Just as the Buhari administration is redeeming itself in the eyes of the world with its valiant efforts to stamp out corruption, revamp the economy, and make the Boko Haram insurgency history, the recrudescence of kidnapping across the land threatens to push post-PDP Nigeria into the status quo.
Kidnapping as an organised crime was hardly known in Nigeria prior to the emergence, in January 2006, of the Movement for the Emancipation of the Niger Delta, or MEND.
The movement’s stated goals are to localise control of Nigeria’s oil and to secure reparations from the Federal government for pollution caused by the oil industry.
Since 2006, militant groups in the Niger Delta and emboldened kidnappers in other parts of the Federation have kidnapped (and released) more than 2,000 foreigners and Nigerians, after huge ransoms have been paid.
The situation had been such that as the Niger Delta militancy degenerated, and kidnappers elsewhere got more daring and enterprising, kidnapping became entrenched and the huge payoffs to secure the release of victims soon became a bait that further energised abductors to go for more. Slowly, but surely, kidnapping was becoming a huge racket and a money-spinner for both the abductors and the negotiators nation-wide.
From the Niger Delta to the South-east, where a high mercantile spirit soon guaranteed that kidnapping became a booming franchise, kidnapping is now reported in nearly all states of the federation.
Kidnapping, like other crimes, thrives in Nigeria simply because the environment is amenable to it. Among the factors conducive to the growth of the kidnapping industry in Nigeria are: high unemployment; high level of poverty; growing social inequality and marginalization; criminal impunity; a lax and inefficient criminal code that tends to reward criminal behavior; weak law enforcement procedures and capabilities and a weak criminal justice system that doesn’t sufficiently sanction crime and ensure deterrence.

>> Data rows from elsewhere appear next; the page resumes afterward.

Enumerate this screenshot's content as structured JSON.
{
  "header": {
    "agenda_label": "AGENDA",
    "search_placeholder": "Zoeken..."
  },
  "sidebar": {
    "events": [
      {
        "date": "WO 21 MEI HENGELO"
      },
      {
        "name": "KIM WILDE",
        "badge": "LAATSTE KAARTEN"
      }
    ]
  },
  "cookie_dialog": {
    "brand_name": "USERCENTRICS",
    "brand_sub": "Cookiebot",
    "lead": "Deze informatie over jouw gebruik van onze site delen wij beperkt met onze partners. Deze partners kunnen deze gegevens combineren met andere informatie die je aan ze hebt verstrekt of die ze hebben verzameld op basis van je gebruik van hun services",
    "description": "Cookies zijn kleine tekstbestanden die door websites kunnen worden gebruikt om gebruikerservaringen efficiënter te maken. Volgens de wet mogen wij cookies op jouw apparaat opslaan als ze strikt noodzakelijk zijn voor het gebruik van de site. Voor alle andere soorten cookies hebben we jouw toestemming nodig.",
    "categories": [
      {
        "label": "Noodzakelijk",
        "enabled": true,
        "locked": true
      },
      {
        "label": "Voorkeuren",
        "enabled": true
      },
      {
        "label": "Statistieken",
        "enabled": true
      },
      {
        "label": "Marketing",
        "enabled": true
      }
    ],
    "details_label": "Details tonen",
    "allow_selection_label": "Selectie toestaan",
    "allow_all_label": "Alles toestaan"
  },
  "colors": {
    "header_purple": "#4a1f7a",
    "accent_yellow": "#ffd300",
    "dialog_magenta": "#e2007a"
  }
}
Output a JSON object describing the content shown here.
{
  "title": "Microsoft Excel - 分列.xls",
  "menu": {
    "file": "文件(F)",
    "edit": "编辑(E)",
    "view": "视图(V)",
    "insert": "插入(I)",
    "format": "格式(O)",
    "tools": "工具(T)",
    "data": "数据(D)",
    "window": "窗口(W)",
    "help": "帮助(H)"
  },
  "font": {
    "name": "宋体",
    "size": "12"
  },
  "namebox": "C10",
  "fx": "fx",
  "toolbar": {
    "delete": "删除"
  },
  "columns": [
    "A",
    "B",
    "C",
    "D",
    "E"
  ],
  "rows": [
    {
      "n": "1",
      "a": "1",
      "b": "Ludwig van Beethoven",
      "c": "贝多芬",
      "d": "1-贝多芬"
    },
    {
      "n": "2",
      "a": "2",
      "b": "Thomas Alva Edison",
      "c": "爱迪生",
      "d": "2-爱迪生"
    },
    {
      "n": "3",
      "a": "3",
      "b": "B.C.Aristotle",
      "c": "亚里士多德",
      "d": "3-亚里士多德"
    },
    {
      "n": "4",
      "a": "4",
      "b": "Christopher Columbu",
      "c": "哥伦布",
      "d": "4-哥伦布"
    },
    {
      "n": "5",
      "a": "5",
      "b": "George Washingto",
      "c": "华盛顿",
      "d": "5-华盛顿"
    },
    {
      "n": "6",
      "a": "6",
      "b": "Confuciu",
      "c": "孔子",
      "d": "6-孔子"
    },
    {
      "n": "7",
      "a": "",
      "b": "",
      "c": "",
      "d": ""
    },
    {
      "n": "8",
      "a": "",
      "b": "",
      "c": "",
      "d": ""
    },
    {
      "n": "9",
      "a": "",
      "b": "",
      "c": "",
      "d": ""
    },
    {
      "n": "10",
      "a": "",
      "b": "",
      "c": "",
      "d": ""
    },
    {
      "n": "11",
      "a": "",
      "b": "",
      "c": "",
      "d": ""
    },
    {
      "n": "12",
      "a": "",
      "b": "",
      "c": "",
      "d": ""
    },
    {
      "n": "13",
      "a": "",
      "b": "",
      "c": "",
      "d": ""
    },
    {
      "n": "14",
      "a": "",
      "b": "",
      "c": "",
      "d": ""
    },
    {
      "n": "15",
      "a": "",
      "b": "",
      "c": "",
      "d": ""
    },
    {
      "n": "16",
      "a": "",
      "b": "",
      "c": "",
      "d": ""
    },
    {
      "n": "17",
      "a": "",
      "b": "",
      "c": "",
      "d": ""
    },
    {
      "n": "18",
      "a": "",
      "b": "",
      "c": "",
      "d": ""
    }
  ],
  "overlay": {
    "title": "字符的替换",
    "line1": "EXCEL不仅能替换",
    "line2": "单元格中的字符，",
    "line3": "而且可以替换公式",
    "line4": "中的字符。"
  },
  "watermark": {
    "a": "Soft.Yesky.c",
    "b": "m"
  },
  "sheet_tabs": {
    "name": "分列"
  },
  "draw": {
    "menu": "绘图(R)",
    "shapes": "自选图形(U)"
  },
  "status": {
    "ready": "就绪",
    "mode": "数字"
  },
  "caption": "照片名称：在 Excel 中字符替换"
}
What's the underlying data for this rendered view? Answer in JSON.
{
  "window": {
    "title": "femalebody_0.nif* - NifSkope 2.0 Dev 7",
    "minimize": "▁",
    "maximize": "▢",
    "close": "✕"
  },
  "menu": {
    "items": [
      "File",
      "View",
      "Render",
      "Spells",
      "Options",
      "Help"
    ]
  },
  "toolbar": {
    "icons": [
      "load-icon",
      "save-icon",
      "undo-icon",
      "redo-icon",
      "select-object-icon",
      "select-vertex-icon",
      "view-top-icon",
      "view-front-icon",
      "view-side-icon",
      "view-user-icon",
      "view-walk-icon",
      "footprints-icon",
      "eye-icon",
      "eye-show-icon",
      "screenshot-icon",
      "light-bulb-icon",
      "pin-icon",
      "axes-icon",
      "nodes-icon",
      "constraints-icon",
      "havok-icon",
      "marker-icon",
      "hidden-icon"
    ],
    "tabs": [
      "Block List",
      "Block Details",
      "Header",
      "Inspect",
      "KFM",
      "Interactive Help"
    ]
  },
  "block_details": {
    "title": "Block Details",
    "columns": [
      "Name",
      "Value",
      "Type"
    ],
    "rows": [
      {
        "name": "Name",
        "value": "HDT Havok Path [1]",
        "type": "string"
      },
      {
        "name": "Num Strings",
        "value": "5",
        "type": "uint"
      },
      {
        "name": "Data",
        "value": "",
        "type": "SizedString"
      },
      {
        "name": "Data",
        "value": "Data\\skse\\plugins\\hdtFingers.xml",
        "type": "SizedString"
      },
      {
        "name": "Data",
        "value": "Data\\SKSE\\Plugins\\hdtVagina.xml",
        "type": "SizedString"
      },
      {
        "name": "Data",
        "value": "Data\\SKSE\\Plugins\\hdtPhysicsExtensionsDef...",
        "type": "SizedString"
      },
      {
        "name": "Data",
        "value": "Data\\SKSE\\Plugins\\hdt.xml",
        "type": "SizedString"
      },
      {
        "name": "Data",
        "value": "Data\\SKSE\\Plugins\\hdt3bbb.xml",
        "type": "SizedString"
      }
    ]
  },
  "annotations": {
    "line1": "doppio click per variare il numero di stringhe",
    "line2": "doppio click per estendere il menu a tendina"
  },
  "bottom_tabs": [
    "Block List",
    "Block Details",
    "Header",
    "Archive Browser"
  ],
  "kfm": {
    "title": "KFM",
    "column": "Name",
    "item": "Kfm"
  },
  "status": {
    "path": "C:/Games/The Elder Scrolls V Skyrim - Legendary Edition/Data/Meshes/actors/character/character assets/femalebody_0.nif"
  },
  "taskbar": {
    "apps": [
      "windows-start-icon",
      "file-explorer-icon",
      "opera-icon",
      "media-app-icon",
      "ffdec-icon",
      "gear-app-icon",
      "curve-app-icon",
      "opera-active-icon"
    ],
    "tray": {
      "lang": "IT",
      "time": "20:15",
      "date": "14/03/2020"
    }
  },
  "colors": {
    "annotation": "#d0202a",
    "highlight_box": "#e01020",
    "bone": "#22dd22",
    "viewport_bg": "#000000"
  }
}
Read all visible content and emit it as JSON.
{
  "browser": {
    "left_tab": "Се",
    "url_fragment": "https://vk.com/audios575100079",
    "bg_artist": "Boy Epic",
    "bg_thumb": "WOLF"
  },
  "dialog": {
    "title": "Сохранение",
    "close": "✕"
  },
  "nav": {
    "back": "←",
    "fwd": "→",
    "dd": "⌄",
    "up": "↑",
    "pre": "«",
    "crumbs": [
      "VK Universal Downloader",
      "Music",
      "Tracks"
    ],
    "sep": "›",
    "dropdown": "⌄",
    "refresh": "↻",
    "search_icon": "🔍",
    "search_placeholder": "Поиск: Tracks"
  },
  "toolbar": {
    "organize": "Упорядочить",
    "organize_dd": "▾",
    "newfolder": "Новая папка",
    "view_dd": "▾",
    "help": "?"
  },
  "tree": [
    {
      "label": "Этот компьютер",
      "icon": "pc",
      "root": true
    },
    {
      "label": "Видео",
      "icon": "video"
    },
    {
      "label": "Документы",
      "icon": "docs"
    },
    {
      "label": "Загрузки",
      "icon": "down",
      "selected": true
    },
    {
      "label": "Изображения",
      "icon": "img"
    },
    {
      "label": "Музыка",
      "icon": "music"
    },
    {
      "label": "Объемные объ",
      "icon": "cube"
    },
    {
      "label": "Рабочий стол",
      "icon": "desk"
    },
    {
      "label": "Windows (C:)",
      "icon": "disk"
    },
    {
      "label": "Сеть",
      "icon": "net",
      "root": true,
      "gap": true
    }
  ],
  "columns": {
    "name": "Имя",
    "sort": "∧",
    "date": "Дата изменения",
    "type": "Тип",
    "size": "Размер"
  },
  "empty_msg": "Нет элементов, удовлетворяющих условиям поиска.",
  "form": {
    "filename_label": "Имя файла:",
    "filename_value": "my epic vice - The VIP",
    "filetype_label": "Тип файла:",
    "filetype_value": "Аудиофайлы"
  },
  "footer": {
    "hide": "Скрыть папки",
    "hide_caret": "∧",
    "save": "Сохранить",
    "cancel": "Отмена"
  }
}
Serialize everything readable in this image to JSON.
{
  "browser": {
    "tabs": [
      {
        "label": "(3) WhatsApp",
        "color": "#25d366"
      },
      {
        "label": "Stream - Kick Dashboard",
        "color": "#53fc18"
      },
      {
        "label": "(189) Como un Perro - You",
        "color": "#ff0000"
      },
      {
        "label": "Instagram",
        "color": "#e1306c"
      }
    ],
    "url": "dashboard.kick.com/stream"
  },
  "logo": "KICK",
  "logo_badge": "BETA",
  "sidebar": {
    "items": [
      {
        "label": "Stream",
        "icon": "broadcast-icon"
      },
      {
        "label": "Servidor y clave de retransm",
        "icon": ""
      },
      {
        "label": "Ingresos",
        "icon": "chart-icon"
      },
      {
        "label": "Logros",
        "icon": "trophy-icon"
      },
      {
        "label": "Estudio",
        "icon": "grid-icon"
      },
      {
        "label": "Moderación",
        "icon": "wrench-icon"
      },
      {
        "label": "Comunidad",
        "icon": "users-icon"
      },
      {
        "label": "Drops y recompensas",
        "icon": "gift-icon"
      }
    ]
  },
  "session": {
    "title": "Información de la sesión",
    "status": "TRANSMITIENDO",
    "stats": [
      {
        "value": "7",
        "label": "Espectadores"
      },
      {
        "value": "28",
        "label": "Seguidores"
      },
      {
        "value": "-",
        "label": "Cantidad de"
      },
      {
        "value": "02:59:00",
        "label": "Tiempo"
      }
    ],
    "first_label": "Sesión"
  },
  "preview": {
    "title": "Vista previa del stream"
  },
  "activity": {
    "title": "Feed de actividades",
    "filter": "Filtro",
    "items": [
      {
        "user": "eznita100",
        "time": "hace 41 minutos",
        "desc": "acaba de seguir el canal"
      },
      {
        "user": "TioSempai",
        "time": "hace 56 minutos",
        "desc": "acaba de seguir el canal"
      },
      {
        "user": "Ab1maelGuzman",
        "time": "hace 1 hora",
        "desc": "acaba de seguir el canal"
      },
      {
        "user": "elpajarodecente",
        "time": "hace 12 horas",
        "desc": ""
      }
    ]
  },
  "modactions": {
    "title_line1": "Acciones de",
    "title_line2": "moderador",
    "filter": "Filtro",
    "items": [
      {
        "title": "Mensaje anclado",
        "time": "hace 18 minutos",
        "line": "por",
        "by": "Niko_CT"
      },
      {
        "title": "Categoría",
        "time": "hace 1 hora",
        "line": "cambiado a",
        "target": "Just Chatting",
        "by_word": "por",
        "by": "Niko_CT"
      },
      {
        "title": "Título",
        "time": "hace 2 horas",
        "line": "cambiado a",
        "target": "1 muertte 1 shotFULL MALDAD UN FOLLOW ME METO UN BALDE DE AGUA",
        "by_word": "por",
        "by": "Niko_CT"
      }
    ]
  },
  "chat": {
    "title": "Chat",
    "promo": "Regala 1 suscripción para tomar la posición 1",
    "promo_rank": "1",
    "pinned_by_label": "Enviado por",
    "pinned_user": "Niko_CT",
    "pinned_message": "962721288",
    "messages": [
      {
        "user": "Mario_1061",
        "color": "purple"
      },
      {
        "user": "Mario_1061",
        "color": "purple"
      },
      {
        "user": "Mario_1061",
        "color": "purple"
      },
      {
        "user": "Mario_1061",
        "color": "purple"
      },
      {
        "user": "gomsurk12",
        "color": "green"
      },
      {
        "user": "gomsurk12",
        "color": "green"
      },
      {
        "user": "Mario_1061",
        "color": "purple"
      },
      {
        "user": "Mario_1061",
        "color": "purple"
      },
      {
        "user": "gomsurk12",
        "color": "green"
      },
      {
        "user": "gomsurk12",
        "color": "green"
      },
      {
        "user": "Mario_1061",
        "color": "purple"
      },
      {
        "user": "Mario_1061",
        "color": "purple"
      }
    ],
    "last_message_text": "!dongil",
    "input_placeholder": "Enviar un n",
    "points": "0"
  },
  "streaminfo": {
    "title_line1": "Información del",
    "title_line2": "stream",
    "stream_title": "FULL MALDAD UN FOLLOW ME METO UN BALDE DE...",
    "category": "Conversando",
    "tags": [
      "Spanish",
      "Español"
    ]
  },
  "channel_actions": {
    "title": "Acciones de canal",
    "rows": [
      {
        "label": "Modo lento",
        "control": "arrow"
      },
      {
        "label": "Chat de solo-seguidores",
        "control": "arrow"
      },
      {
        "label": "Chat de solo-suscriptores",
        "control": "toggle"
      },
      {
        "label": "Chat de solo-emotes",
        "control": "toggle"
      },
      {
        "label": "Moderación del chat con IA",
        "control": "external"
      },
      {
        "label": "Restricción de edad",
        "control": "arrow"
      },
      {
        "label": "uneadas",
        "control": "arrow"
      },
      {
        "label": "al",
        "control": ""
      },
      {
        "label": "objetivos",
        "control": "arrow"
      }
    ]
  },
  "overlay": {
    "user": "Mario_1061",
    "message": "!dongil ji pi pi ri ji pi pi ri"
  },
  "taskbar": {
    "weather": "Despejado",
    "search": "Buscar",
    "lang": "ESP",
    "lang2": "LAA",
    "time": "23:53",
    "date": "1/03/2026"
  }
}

Kidnapping is bad for our country, any country. Apart from creating an atmosphere of public insecurity, it portrays Nigeria in a negative light with corresponding negative consequences for trade, tourism and foreign direct investment.
This constitutes a threat to sustainable development, and a threat to any nation’s sustainable development is a threat to its national security.
The Nigerian Expression believes that that because of the national security threat posed by kidnapping, the Federal Government would be justified to declare it a national emergency. Kidnappers kidnap because the benefits exceed costs.
A kidnapper should be charged with a capital offence if the kidnapping results in death. This is a national issue and it is unacceptable that only a few states like Lagos, Edo, Bauchi and Anambra have prescribed harsh punishment for kidnappers.
Beyond this, we think that the setting up of a special tribunal to try kidnap cases, cyber- crimes, drug-related crimes and financial crimes generally, is long overdue.
We call on the Federal and State Governments to accelerate efforts to address the reasons kidnapping is rife through legislative action and adopting policies and programmes that will reverse the high levels of poverty, the high rate of unemployment and the ever-widening gap between the rich and the poor.
Existing laws and weak law enforcement procedures and capabilities should be upgraded to ensure that our criminal justice system sufficiently sanctions crime and ensures deterrence.
Institutions should be strengthened just as the morale and quality of law enforcement agents should be enhanced through motivation and special training.
Kidnapping is a phone-assisted crime, and new and emerging high-tech interventions (such as the recently introduced mandatory SIM-card registration) should continue to help to identify the owners and location of mobile phone-numbers.
The Ministry of Communications, the National Communications Commission and the Ministry of Science and Technology should work together and with GSM providers to help kidnap the kidnappers.
Lastly, whistle-blowing should not be just about reward for information on theft of public funds, contract scams and all that. Governments at all levels should reward citizens who blow the whistle on kidnappers. Cross River is already on course as it now offers 1 million Naira for whistle-blowing on kidnapping and armed robbery. Other States should follow suit.
Nigerians want to see the beginning of the end of kidnapping. Today.